App and web page records:
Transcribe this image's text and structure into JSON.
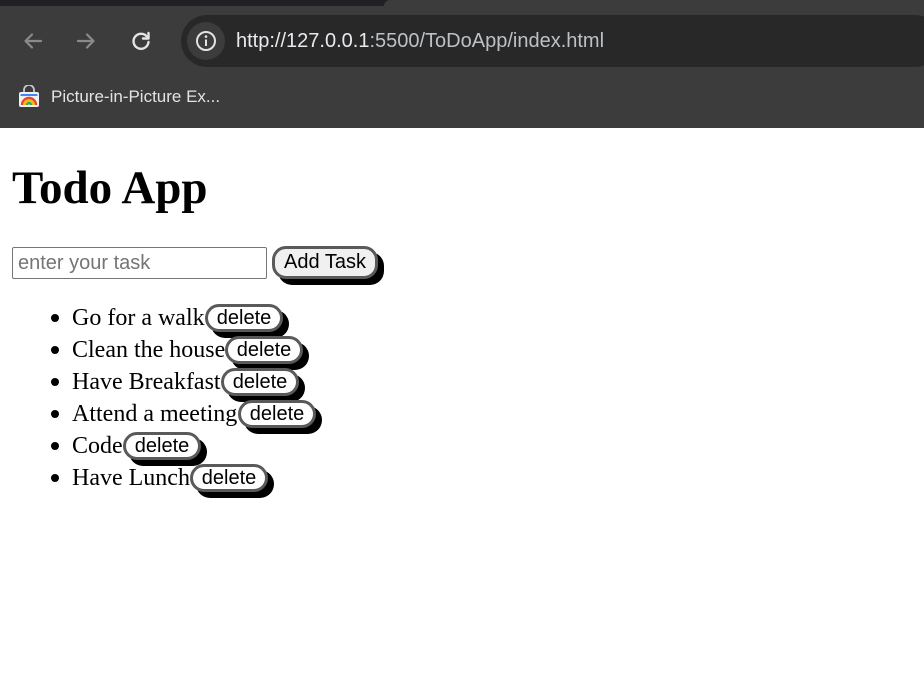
{
  "browser": {
    "url_host": "http://127.0.0.1",
    "url_rest": ":5500/ToDoApp/index.html",
    "bookmark_label": "Picture-in-Picture Ex...",
    "icons": [
      "back-arrow-icon",
      "forward-arrow-icon",
      "reload-icon",
      "site-info-icon",
      "picture-in-picture-extension-icon"
    ]
  },
  "app": {
    "title": "Todo App",
    "input_placeholder": "enter your task",
    "input_value": "",
    "add_button_label": "Add Task",
    "tasks": [
      {
        "text": "Go for a walk",
        "delete_label": "delete"
      },
      {
        "text": "Clean the house",
        "delete_label": "delete"
      },
      {
        "text": "Have Breakfast",
        "delete_label": "delete"
      },
      {
        "text": "Attend a meeting",
        "delete_label": "delete"
      },
      {
        "text": "Code",
        "delete_label": "delete"
      },
      {
        "text": "Have Lunch",
        "delete_label": "delete"
      }
    ]
  },
  "colors": {
    "chrome_bg": "#3c3c3c",
    "omnibox_bg": "#282828",
    "button_shadow": "#000000",
    "button_border": "#5a5a5a"
  }
}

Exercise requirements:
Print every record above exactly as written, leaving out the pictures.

Answer to this exercise:
Transcribe this image's text and structure into JSON.
{
  "browser": {
    "url_host": "http://127.0.0.1",
    "url_rest": ":5500/ToDoApp/index.html",
    "bookmark_label": "Picture-in-Picture Ex...",
    "icons": [
      "back-arrow-icon",
      "forward-arrow-icon",
      "reload-icon",
      "site-info-icon",
      "picture-in-picture-extension-icon"
    ]
  },
  "app": {
    "title": "Todo App",
    "input_placeholder": "enter your task",
    "input_value": "",
    "add_button_label": "Add Task",
    "tasks": [
      {
        "text": "Go for a walk",
        "delete_label": "delete"
      },
      {
        "text": "Clean the house",
        "delete_label": "delete"
      },
      {
        "text": "Have Breakfast",
        "delete_label": "delete"
      },
      {
        "text": "Attend a meeting",
        "delete_label": "delete"
      },
      {
        "text": "Code",
        "delete_label": "delete"
      },
      {
        "text": "Have Lunch",
        "delete_label": "delete"
      }
    ]
  },
  "colors": {
    "chrome_bg": "#3c3c3c",
    "omnibox_bg": "#282828",
    "button_shadow": "#000000",
    "button_border": "#5a5a5a"
  }
}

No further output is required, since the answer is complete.